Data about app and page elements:
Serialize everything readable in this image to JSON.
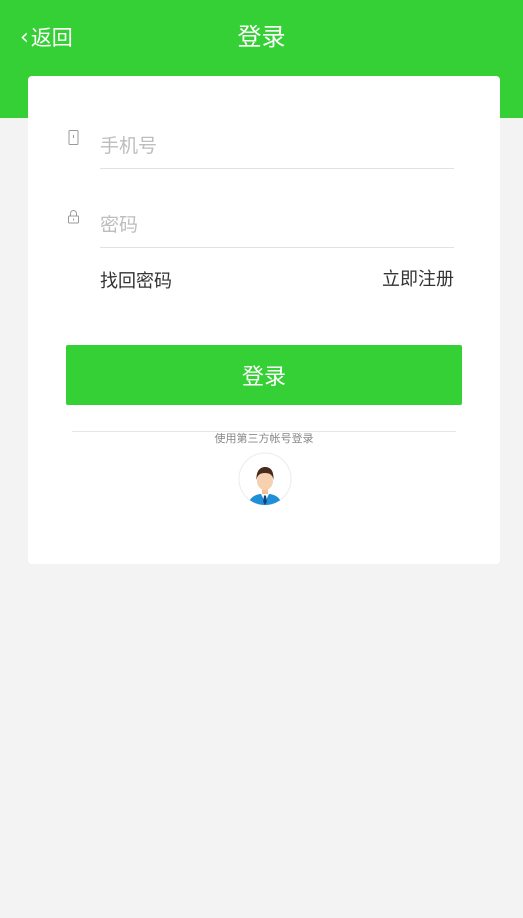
{
  "header": {
    "back_label": "返回",
    "title": "登录"
  },
  "form": {
    "phone_placeholder": "手机号",
    "phone_value": "",
    "password_placeholder": "密码",
    "password_value": "",
    "forgot_label": "找回密码",
    "register_label": "立即注册",
    "submit_label": "登录"
  },
  "third_party": {
    "label": "使用第三方帐号登录",
    "avatar_icon": "user-avatar-icon"
  },
  "icons": {
    "back": "chevron-left-icon",
    "phone": "phone-icon",
    "password": "lock-icon"
  },
  "colors": {
    "accent": "#35d035",
    "page_bg": "#f3f3f3",
    "card_bg": "#ffffff"
  }
}
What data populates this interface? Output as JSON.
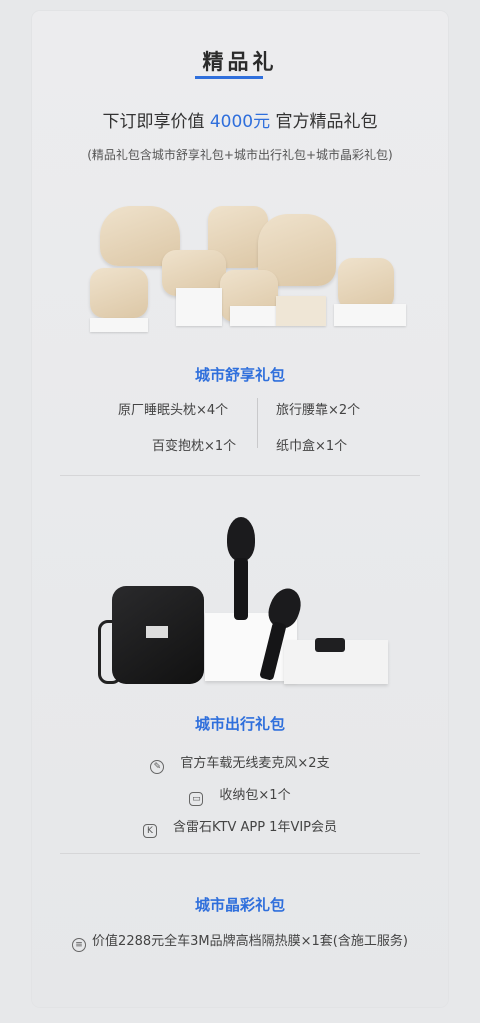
{
  "header": {
    "title": "精品礼",
    "headline_before": "下订即享价值 ",
    "headline_accent": "4000元",
    "headline_after": " 官方精品礼包",
    "subline": "(精品礼包含城市舒享礼包+城市出行礼包+城市晶彩礼包)"
  },
  "section1": {
    "title": "城市舒享礼包",
    "items": [
      "原厂睡眠头枕×4个",
      "旅行腰靠×2个",
      "百变抱枕×1个",
      "纸巾盒×1个"
    ]
  },
  "section2": {
    "title": "城市出行礼包",
    "items": [
      {
        "icon": "microphone-icon",
        "text": "官方车载无线麦克风×2支"
      },
      {
        "icon": "bag-icon",
        "text": "收纳包×1个"
      },
      {
        "icon": "k-icon",
        "text": "含雷石KTV APP 1年VIP会员"
      }
    ]
  },
  "section3": {
    "title": "城市晶彩礼包",
    "items": [
      {
        "icon": "film-roll-icon",
        "text": "价值2288元全车3M品牌高档隔热膜×1套(含施工服务)"
      }
    ]
  },
  "colors": {
    "accent": "#2f6fdc",
    "background": "#e7e8ea"
  }
}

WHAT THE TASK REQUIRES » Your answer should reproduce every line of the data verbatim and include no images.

PROBLEM SOLUTION »
Serialize everything readable in this image to JSON.
{
  "header": {
    "back_label": "返回",
    "title": "登录"
  },
  "form": {
    "phone_placeholder": "手机号",
    "phone_value": "",
    "password_placeholder": "密码",
    "password_value": "",
    "forgot_label": "找回密码",
    "register_label": "立即注册",
    "submit_label": "登录"
  },
  "third_party": {
    "label": "使用第三方帐号登录",
    "avatar_icon": "user-avatar-icon"
  },
  "icons": {
    "back": "chevron-left-icon",
    "phone": "phone-icon",
    "password": "lock-icon"
  },
  "colors": {
    "accent": "#35d035",
    "page_bg": "#f3f3f3",
    "card_bg": "#ffffff"
  }
}
What data populates this interface? Output as JSON.
{
  "header": {
    "title": "精品礼",
    "headline_before": "下订即享价值 ",
    "headline_accent": "4000元",
    "headline_after": " 官方精品礼包",
    "subline": "(精品礼包含城市舒享礼包+城市出行礼包+城市晶彩礼包)"
  },
  "section1": {
    "title": "城市舒享礼包",
    "items": [
      "原厂睡眠头枕×4个",
      "旅行腰靠×2个",
      "百变抱枕×1个",
      "纸巾盒×1个"
    ]
  },
  "section2": {
    "title": "城市出行礼包",
    "items": [
      {
        "icon": "microphone-icon",
        "text": "官方车载无线麦克风×2支"
      },
      {
        "icon": "bag-icon",
        "text": "收纳包×1个"
      },
      {
        "icon": "k-icon",
        "text": "含雷石KTV APP 1年VIP会员"
      }
    ]
  },
  "section3": {
    "title": "城市晶彩礼包",
    "items": [
      {
        "icon": "film-roll-icon",
        "text": "价值2288元全车3M品牌高档隔热膜×1套(含施工服务)"
      }
    ]
  },
  "colors": {
    "accent": "#2f6fdc",
    "background": "#e7e8ea"
  }
}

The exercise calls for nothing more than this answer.